PROMPT — Copy each line of the data beneath in which the word "this" appears.
:: DATA RECORDS
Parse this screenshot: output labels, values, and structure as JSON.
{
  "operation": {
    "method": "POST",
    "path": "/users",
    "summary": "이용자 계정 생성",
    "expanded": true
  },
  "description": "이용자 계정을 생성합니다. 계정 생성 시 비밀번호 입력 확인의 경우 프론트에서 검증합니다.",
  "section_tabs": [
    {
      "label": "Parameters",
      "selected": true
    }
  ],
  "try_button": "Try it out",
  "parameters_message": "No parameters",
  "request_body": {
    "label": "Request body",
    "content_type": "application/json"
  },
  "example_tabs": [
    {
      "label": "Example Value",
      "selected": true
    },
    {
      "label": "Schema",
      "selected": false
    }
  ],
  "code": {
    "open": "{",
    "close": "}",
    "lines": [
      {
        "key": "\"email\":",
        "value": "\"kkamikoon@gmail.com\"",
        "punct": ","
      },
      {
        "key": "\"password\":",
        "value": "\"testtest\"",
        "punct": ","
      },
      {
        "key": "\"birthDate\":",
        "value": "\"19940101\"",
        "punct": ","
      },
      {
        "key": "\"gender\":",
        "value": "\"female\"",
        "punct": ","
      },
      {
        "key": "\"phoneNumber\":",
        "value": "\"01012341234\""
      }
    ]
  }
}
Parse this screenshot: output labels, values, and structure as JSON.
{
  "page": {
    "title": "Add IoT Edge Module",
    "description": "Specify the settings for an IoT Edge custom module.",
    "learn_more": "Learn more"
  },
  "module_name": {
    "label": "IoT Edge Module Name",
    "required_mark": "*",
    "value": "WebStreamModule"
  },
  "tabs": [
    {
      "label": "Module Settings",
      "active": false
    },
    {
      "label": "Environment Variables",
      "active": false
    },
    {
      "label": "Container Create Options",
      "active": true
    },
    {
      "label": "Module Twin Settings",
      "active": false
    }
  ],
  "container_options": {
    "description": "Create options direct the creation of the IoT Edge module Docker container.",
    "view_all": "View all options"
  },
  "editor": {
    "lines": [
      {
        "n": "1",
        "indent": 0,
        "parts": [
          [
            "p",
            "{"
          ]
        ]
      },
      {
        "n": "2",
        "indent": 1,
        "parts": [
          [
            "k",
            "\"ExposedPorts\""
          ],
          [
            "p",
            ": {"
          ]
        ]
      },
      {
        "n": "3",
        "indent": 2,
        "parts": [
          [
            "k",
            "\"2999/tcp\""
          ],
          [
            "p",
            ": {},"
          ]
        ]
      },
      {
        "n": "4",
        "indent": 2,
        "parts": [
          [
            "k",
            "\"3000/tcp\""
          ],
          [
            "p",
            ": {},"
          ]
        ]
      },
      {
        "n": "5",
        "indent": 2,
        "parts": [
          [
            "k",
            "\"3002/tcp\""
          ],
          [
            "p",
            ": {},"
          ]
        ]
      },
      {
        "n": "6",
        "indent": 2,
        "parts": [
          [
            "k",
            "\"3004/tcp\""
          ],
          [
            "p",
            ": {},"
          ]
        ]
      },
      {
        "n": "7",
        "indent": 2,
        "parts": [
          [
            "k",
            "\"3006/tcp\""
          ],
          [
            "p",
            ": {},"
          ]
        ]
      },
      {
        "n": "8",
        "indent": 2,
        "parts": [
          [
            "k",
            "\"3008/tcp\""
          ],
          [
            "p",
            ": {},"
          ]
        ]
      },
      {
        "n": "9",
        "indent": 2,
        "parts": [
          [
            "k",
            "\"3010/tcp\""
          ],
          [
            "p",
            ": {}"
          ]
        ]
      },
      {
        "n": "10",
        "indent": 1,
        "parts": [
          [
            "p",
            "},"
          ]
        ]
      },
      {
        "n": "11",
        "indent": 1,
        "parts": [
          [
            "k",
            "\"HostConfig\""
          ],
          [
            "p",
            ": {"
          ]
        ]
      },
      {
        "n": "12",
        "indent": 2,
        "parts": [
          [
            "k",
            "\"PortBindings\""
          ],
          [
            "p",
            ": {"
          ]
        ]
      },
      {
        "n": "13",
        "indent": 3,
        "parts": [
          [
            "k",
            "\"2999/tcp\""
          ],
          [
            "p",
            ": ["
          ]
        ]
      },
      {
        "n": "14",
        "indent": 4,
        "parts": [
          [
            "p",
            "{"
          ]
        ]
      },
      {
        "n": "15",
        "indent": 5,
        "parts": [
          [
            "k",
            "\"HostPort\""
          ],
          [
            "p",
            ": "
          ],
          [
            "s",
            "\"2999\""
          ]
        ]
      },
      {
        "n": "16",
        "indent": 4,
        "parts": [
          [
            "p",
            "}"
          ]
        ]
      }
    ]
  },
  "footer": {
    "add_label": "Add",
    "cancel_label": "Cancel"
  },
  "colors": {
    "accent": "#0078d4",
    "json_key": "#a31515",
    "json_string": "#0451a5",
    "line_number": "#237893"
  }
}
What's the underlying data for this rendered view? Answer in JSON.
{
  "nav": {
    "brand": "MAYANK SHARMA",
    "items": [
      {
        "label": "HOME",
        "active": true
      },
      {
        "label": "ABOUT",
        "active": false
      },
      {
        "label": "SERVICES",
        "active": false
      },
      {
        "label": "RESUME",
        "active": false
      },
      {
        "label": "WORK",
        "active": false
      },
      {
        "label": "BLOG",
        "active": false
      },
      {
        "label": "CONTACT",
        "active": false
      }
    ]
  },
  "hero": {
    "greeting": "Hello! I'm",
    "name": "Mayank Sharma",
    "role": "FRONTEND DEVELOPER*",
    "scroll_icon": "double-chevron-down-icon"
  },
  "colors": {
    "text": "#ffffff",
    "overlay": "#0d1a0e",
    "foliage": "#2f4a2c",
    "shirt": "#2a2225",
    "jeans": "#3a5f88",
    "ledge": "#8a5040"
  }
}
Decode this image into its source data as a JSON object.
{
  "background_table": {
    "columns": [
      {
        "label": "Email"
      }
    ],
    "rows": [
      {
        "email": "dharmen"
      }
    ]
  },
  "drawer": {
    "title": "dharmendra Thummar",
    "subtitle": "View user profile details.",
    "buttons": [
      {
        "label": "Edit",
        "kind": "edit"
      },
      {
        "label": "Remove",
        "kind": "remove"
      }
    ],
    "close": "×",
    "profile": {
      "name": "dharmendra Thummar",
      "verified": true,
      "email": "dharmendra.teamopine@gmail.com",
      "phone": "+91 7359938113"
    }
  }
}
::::
SOLUTION —
Parse this screenshot: output labels, values, and structure as JSON.
Parse this screenshot: output labels, values, and structure as JSON.
What's the underlying data for this rendered view? Answer in JSON.
Decode this image into its source data as a JSON object.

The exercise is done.